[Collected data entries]
------------------------------------

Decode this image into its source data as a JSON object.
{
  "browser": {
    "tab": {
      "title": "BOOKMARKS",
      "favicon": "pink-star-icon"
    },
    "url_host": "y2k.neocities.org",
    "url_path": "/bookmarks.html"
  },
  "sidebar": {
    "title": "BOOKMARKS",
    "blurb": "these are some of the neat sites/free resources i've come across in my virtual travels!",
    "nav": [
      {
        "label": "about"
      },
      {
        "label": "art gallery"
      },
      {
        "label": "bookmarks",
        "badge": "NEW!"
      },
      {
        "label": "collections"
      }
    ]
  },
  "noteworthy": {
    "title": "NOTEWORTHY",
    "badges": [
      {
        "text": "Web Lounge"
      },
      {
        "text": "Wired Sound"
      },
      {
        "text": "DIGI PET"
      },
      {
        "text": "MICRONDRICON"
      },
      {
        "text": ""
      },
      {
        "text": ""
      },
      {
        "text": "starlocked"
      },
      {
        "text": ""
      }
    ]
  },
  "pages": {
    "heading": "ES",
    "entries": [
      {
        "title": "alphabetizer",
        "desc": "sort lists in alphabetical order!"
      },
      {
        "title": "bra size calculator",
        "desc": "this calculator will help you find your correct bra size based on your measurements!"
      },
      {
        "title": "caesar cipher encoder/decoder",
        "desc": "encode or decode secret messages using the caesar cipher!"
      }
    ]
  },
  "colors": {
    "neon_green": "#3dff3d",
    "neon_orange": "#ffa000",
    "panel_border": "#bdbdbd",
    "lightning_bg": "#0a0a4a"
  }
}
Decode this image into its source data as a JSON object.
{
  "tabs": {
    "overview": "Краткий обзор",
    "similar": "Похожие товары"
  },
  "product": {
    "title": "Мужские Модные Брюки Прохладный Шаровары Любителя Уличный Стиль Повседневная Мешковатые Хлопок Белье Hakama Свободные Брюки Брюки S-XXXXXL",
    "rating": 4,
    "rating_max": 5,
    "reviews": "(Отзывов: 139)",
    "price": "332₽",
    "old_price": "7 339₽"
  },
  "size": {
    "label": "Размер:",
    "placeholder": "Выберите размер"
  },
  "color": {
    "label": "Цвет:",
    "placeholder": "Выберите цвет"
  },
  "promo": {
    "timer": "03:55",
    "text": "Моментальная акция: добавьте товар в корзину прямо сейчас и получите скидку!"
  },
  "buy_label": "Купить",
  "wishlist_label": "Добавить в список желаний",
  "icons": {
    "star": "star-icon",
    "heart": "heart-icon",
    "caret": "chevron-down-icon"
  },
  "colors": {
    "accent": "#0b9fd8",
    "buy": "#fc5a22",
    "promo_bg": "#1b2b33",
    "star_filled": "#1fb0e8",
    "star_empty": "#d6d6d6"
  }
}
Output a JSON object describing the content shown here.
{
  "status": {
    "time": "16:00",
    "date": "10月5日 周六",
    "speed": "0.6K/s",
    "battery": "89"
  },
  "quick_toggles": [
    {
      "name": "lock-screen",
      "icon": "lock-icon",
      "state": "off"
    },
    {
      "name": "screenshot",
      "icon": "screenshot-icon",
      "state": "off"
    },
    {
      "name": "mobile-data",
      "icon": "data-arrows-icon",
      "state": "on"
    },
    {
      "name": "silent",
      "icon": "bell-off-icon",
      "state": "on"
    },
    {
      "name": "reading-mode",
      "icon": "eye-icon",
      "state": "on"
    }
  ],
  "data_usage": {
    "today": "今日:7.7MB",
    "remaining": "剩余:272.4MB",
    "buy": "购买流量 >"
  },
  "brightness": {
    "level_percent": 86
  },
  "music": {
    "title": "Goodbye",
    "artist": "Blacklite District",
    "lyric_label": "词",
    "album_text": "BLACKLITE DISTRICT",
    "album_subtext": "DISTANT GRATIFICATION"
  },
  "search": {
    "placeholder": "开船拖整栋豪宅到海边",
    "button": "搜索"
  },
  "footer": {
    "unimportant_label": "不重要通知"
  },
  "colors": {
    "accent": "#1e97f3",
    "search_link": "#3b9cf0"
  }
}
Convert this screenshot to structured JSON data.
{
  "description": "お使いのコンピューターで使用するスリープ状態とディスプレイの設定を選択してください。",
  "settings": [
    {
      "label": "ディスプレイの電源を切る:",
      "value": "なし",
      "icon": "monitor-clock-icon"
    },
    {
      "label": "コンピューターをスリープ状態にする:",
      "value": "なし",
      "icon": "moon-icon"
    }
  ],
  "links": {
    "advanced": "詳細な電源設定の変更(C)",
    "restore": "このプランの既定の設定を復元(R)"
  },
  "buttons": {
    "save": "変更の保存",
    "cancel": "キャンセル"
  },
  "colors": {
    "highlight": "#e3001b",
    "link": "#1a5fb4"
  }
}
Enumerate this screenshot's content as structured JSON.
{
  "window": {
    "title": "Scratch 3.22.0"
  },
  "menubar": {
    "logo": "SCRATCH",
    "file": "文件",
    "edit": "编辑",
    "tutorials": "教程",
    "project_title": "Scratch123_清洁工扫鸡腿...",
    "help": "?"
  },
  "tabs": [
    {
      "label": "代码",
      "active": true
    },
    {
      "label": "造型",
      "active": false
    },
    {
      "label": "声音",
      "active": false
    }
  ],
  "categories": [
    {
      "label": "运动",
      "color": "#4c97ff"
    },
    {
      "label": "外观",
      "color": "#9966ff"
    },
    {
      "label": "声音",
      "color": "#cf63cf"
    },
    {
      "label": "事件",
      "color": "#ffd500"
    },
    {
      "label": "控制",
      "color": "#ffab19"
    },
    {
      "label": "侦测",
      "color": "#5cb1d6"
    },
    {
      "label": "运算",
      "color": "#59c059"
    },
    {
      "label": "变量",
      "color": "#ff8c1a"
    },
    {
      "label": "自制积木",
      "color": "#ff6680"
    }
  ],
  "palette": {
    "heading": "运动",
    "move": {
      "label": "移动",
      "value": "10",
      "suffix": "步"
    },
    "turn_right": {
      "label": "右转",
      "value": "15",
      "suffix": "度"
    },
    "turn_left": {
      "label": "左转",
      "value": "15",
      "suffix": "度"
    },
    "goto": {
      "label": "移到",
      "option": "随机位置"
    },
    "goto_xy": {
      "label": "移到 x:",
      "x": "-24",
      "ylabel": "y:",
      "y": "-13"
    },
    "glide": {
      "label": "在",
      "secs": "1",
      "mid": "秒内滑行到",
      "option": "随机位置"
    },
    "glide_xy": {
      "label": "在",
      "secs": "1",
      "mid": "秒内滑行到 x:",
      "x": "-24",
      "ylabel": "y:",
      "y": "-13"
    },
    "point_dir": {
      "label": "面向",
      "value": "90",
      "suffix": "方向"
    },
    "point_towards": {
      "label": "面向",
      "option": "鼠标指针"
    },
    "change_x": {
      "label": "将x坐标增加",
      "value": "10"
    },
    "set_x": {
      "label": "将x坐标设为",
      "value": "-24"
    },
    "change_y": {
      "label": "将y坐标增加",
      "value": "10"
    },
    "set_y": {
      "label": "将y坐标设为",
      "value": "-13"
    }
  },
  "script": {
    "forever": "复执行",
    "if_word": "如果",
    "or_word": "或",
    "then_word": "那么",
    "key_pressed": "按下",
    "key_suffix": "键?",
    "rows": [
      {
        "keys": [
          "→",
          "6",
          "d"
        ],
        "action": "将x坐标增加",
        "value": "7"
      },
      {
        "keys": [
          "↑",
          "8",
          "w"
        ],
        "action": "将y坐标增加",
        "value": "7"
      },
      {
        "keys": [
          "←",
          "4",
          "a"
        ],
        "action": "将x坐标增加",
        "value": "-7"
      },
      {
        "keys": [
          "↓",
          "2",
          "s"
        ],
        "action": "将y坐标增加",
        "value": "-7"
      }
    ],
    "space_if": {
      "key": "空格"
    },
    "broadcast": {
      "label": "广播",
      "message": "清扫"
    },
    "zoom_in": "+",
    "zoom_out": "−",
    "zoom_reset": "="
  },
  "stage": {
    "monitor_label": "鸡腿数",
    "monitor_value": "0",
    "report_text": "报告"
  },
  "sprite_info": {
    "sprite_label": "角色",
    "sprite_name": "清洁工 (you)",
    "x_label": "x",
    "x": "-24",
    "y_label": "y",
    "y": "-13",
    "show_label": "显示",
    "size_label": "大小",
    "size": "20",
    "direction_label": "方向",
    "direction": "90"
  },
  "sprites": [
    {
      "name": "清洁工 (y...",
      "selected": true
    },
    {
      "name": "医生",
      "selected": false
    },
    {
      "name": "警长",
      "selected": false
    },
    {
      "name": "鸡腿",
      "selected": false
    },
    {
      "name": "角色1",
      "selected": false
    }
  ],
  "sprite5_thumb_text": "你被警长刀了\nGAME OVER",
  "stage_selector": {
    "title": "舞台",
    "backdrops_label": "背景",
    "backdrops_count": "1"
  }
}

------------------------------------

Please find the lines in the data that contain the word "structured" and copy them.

### SOLUTION TO THIS PROBLEM
Convert this screenshot to structured JSON data.
Enumerate this screenshot's content as structured JSON.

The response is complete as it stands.